In light of the news last week that the UK Government has passed a new law that will overrule the Trade Union (Wales) Act, we will today, return to the topic of devolution to examine whether Wales now needs its’ own Bill of Rights to protect fundamental human and worker’s rights.
In order to protect the rights of workers in Wales to strike, the Welsh Government enacted legislation that was given royal assent in 2017. The law prohibited devolved Welsh public authorities from using agency workers to cover the duties of staff engaged in industrial action.
Following on from the impact of the UK wide rail strikes earlier this month, the UK Government has now introduced a law that makes it easier for businesses to employ temporary agency workers during industrial action.

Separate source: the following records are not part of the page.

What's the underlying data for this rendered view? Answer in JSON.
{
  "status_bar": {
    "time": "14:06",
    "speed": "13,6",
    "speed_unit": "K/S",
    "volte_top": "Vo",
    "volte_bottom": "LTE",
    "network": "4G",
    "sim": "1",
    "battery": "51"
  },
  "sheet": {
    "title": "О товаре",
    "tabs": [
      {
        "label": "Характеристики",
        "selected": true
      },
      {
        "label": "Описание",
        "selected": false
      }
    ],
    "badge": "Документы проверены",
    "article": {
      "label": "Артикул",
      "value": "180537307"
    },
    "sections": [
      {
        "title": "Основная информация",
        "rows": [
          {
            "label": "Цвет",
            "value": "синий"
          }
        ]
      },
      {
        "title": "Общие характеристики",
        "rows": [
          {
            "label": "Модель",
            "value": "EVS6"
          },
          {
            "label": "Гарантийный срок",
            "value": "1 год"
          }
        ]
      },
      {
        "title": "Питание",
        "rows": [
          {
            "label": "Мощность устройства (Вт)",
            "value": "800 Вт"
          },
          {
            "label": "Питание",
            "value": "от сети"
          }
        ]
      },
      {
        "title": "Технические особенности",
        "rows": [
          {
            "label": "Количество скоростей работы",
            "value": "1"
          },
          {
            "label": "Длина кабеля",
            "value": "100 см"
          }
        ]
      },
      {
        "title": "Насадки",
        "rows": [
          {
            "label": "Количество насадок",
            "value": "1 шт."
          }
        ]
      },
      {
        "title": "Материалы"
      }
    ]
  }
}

This rather defeats the object of striking – the purpose of which is to cause temporary disruption in an effort to uphold workers’ rights and is often an essential bargaining tool for negotiation.
This law also affects workers’ bargaining positions in Wales.
Whatever anyone may think of the disruption caused by industrial action, Welsh postmodern history is steeped in the tradition of upholding workers’ rights, from the Merthyr Riots of 1831 to the Great Penrhyn Quarry Strike of 1900 – 1903. The latter was founded on safe working conditions inasmuch as fair pay.
However, in an act that has been deemed “brazen” by one Plaid Cymru MP, it is now clear that the law passed by the UK Government will supersede the Wales Trade Union Act, which was designed to protect the integrity of industrial action.
What’s more, the UK Government has gone further, raising the maximum that courts can award against a trade union for “unlawful” strike action, from £250,000 to £1 million.
Such developments should trouble all workers, particularly during a cost of living crisis where only last week, the Office of National Statistics reported pay increases of 7.2% in the private sector and 1.5% in the public sector in the three months leading up to May 2022.
When adjusted for inflation, this represented a 3.7% drop in real wages – the highest drop in 21 years.
Given the crisis facing the country at present, it is noteworthy that the issue of industrial action is being given such precedence, rather than doing more to alleviate the cost of living.
Indeed, in the coming months and years, we may expect further strikes across the public sector.
While here in Wales, we cannot act to protect workers across the UK, Welsh Government should act to protect workers’ rights.
Furthermore, given calls to abolish the Human Rights Act in the UK, we should also be fearful of any action that may curtail broader human rights.
Indeed, Plaid Cymru MP Liz Saville-Roberts has already pointed out that the Human Rights Act is woven into Wales’ constitutional settlement.
Any changes to the Act which could undermine equality and fundamental rights (including those that apply to workers), should at the very least, require approval from all devolved nations within the UK.
While the Welsh Government has suggested it would explore the possibility of “incorporating UN Conventions into Welsh law”, thereby, potentially leading to the creation of a Welsh Bill of Rights”, which could enshrine the right to “self-determination” in the process, this should now be made a matter of priority to safeguard devolution, human and workers’ rights in the country, otherwise legislation enacted in, and for the people of Wales, becomes a moot point.
This is an article written by Maria Pritchard of Yes Milford Haven and published in the Pembrokeshire Herald newspaper on 29.07.2022